Brief: Find all the lines in the entries below that hold the word "kare" and copy them.

Data records:
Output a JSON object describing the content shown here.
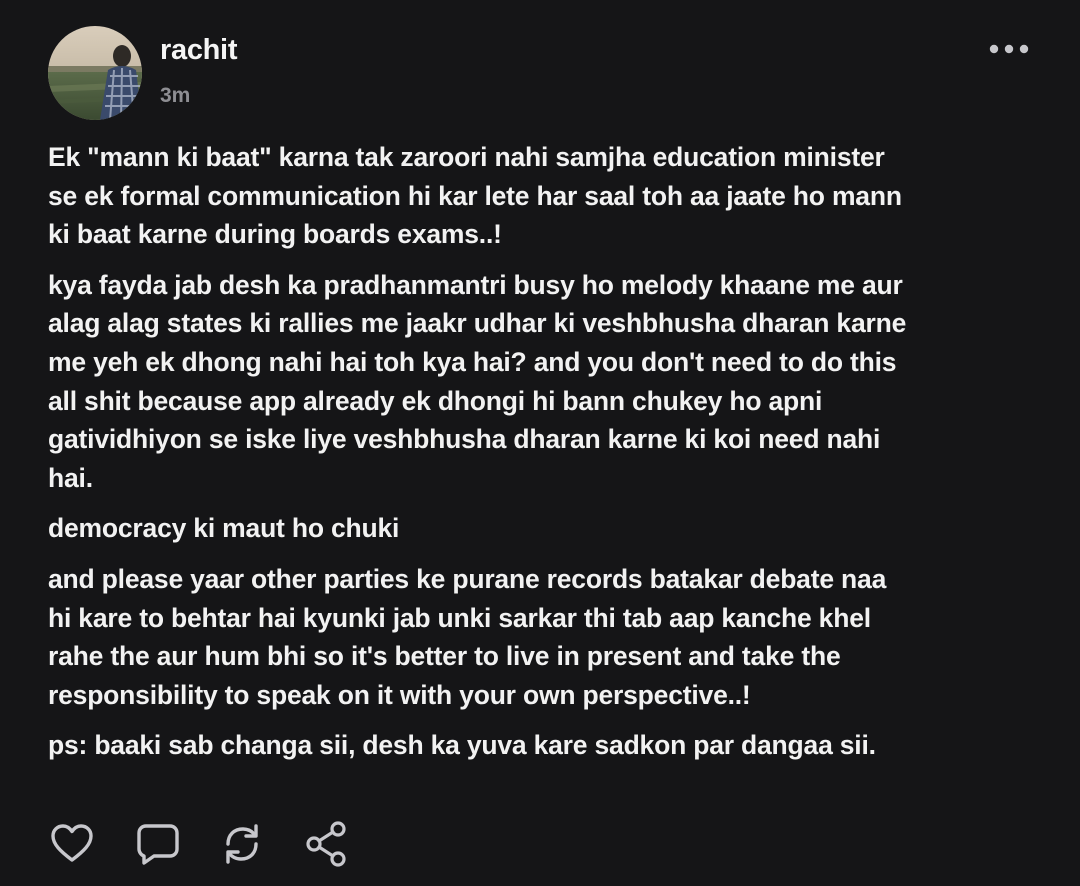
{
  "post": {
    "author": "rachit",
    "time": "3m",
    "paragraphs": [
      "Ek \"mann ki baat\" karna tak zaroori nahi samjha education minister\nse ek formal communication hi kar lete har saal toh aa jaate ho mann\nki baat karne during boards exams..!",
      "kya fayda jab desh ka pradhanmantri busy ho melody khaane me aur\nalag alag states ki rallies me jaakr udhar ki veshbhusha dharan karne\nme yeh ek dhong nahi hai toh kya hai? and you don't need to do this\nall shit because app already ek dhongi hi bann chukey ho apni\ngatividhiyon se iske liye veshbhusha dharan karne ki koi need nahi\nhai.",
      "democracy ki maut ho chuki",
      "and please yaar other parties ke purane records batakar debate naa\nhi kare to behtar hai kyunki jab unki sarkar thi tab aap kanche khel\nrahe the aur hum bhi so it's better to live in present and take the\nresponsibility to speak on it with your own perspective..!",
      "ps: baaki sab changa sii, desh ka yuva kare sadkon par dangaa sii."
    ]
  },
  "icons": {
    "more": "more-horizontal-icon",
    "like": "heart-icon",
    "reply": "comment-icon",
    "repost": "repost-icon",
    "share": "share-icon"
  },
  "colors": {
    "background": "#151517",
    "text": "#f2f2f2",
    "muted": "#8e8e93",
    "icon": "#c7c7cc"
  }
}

Your solution:
      "and please yaar other parties ke purane records batakar debate naa\nhi kare to behtar hai kyunki jab unki sarkar thi tab aap kanche khel\nrahe the aur hum bhi so it's better to live in present and take the\nresponsibility to speak on it with your own perspective..!",
      "ps: baaki sab changa sii, desh ka yuva kare sadkon par dangaa sii."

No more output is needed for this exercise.